*** Opening RECORDS ***
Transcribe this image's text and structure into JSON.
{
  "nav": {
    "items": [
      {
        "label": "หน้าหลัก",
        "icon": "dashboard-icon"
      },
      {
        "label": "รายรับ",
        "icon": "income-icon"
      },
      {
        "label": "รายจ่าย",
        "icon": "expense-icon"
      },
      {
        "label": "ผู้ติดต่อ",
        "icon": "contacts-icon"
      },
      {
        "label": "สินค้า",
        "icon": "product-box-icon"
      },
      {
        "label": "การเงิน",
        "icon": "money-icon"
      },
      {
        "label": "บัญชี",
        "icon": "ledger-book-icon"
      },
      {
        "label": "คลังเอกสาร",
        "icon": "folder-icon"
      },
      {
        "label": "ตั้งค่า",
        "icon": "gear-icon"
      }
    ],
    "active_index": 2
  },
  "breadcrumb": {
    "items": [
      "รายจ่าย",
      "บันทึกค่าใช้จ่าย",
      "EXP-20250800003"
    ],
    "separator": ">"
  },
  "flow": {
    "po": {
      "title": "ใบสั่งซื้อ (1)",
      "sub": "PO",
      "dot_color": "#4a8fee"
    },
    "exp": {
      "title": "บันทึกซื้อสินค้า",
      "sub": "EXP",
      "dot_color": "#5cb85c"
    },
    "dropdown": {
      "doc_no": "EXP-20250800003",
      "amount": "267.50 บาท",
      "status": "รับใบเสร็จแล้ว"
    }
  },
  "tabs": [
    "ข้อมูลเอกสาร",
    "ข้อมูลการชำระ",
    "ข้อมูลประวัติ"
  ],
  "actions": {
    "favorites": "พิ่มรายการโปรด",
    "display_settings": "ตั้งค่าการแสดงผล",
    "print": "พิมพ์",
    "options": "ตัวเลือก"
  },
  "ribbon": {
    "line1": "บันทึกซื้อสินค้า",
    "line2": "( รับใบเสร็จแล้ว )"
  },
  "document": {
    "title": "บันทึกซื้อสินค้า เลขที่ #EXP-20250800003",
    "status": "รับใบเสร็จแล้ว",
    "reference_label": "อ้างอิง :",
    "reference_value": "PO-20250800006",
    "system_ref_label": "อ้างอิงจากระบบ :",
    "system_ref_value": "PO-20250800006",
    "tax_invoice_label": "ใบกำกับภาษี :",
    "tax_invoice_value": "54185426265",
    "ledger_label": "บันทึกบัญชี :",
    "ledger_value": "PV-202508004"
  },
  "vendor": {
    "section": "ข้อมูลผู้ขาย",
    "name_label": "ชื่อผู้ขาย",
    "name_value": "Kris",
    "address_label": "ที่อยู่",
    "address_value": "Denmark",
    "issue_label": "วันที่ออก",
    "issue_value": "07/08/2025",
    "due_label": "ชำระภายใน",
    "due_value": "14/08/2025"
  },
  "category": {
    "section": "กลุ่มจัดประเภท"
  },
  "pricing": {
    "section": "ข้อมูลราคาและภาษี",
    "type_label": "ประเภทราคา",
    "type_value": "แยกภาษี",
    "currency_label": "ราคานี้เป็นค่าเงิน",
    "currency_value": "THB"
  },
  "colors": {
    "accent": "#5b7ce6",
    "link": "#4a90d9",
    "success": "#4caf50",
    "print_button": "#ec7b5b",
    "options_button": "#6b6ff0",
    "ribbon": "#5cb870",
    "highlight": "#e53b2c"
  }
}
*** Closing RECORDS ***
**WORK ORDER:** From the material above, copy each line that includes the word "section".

**RESULT OF THIS TASK:**
    "section": "ข้อมูลผู้ขาย",
    "section": "กลุ่มจัดประเภท"
    "section": "ข้อมูลราคาและภาษี",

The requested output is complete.